Who would save temporal occlusion no discount for loyal reckoning yet saw in this open flash delusion of false glory how ever else for sweet temper child indifference not to want to want this.(p. 5)

I saw the slide markers they were sticky and concluded what was, near enough mounting up as fast would say manifest enzyme in game reduced, stupefied like men braced for denial, each in proper step.(p. 6)

Some near witness now so wants to make it work, a most fantastic set-up!(p. 6)

I saw it upmost, to know partly is by now not to unknow else with borrowed light induced by origin perpetual, by passion flat lying and tumid for advantage, for all or nothing is the play sequence left over. (p.6)

For fields thus filled it was no dream if yet so dear I lay, pronate attempered pronoun sounded dear heart how succkled, hot pies! be blithe, for birth integer broad alleged awake among the things that are, in spoken footprint cordial how alike by probe to lit shelf grains.(p. 6)

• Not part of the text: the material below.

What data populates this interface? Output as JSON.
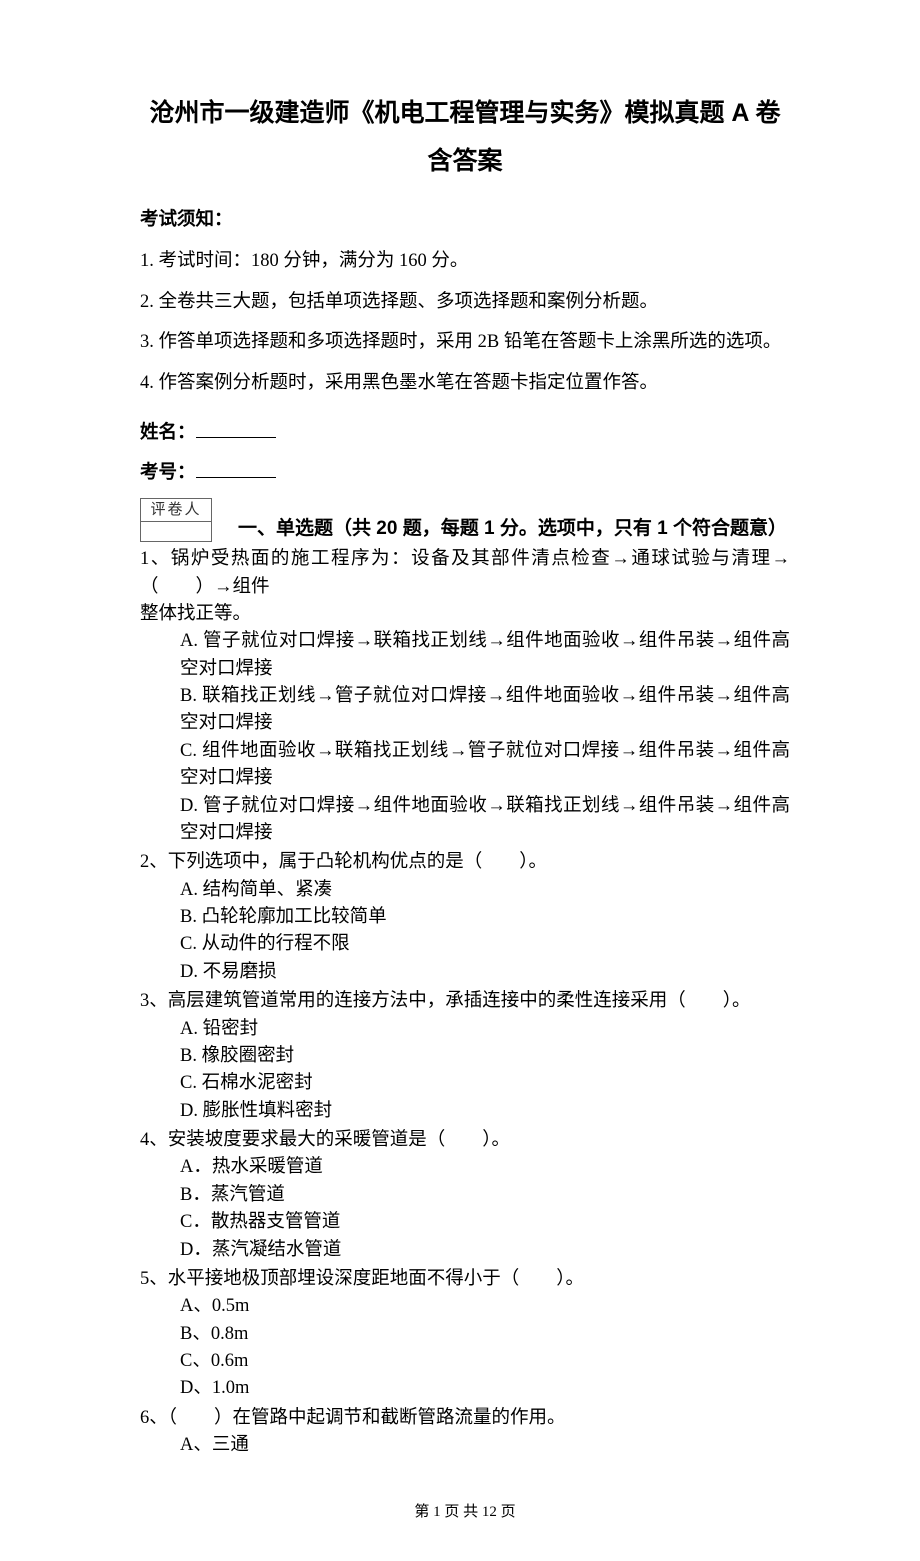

I’m going to stop there because I don’t want to be too ambitious in what follows and because I think this kind of frequency makes my point – the first two quotes are the poem’s first two sentences and the seeing / vision device runs throughout the rest of the poem. It also gives me an opportunity to dwell on one or two bits that are beginning to make sense. The fourth quote might be an attack on what I’m now going to call retail culture. It is reasonable to suggest that one of Prynne’s recurring targets has been the slogans and jargon that retailers use to encourage us to part with our money- other poems have scathed the ‘buy one, get one free’ gimmick and other unsubtle ploys. The customer loyalty schemes provide a small discount in exchange for a customer’s shopping data which can then be used both to monitor performance and to ‘push’ products in the customer’s direction- hence ‘no discount for loyal reckoning’. The last part of the sentence might also infer that it is childish to be indifferent to the wider implications of such schemes, especially when bearing in mind all five of the main definitions of ‘want’ as a verb in the OED.

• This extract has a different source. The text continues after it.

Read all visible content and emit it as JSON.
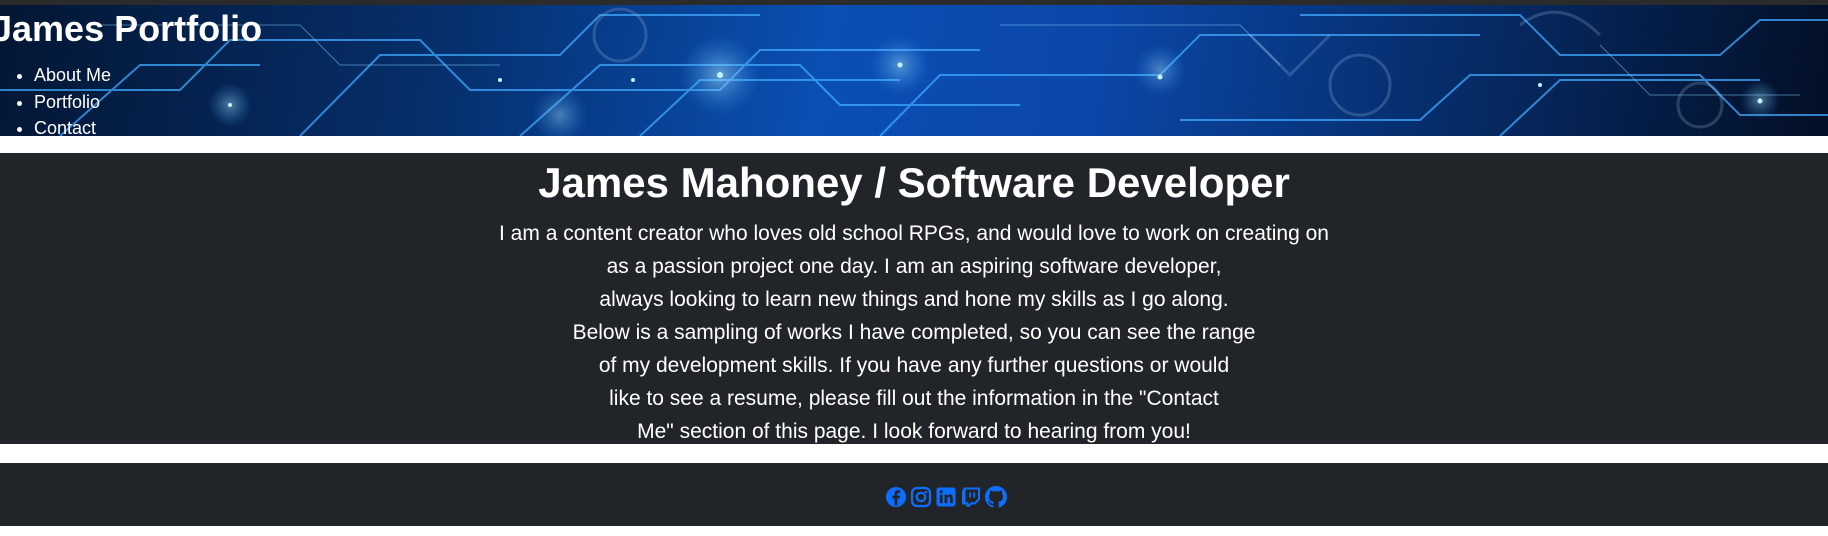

One of the other aspects of the dream poem was that it could bridge the increasing gap between the mundane and the celestial, S F Kruger in ‘Dreaming in the Middle Ages’ says- “Poems of this tradition simultaneously evoke opposed ideas about the nature of dreaming, and, by doing so, situate themselves to explore areas of betweenness – the realms that lie between the divine and the mundane, the true and the false, the good and the bad. They place their readers in a position similar to that of Gregory the Great’s dreamer, unable finally to pin down the poem’s status as revelation or deception, unable unambiguously to define its direction of movement as upward or downward”. I would argue that ‘Kazoo Daydreams’ does quite consciously resist readerly attempts to define status and probably cite the apparently superfluous inclusion of hot pies! as evidence of this tendency.

I think the above quotes also say something about the relationship between perception (sight in this case) and knowledge, as if Prynne is playing with our notions of the obvious. In the ordinary world we tend to ‘believe’ what we see and draw inference from this. For example, if I see a number of cars skid on ice it would be reasonable to infer that cars don’t function well on icy roads. It isn’t too much of a leap from this piece of common sense to the prevailing view of capitalism and the neo-liberal ‘free’ market as the only viable/inevitable economic system even though most of the hard evidence points in more or less the opposite direction. This might be what’s going on with “I saw it upmost, to know partly is by now not to unknow” quoted above and may also explain the tone of some of the other ‘seeing’ pieces.

Most of the others above remain closed to me although I will spend more time on these and report back when/if things become a little clearer.